No visitor is allowed to leave Cape Town without having being driven along Chapman's Peak Drive. No person returning to their mother city after a long absence can stay away from the Chapman's Peak for long. It is too beautiful.
We stood in the on-again off-again rain beside the wet road and looked far out over the wide white beach at Noordhoek. A rainbow appeared, and disappeared.
The road was slick and black with water. This spectacular piece of construction is now a fusion of old time guts and hard labour, and modern Swiss engineering. I don't like to think much of its construction - convicts built the road, starting in 1915, and I don't imagine it was a picnic. It took seven years.

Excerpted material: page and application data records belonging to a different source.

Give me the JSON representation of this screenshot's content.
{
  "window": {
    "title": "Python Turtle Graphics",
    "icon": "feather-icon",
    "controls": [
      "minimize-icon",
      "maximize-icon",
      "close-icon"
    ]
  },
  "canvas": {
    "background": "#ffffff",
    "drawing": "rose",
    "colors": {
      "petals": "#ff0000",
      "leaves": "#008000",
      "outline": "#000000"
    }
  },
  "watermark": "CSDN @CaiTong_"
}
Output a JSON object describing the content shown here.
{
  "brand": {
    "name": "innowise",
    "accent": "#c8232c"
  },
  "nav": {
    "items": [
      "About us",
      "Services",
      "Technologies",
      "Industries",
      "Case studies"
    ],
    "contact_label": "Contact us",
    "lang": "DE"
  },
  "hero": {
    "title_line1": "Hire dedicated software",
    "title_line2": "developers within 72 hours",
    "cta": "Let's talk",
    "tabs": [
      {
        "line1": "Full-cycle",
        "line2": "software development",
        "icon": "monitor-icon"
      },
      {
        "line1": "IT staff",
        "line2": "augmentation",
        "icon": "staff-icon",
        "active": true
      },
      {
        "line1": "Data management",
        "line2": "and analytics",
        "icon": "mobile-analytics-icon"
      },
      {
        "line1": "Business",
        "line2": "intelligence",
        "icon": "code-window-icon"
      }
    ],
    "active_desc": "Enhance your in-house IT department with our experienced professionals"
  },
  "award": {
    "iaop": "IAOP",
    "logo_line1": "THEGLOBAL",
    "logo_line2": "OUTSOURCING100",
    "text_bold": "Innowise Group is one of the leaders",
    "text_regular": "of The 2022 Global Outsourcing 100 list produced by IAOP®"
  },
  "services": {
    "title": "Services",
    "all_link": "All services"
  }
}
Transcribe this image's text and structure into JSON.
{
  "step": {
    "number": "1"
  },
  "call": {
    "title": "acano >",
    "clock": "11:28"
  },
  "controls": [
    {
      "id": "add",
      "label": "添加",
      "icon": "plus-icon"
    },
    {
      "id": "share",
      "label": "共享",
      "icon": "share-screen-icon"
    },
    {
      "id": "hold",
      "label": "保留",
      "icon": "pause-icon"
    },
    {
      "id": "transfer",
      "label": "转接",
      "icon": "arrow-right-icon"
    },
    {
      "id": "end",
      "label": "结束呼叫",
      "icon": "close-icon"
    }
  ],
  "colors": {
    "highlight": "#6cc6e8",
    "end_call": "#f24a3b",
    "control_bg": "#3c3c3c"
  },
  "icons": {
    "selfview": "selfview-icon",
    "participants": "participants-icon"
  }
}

In 2000 the drive was closed after several rockfall that resulted in injuries and fatalities. Enter the Swiss consultants.
We stopped along the way several times and at last I had the opportunity to photograph a daisy that seems ubiquitous and beautiful in the Cape at the moment. It is everywhere, in high, mounded bushes. My mother identified it for me as a bietou bush and seemed a little surprised at my interest. A little research reveals that this indigenous shrub - Chrysanthemoides monilifera - is an invasive scourge in Australia, which dedicates significant resources to its eradication. Plantz Africa says that its berries are edible, and were eaten by the Khoi and San. Another source says they are sweet.
So the daisy was on my left. At the same spot I turned to my right and took this picture of moody Hout Bay.
And straight out ahead, the cloud pouring over the Karbonkelberg on the far side of Hout Bay.
I like this other season.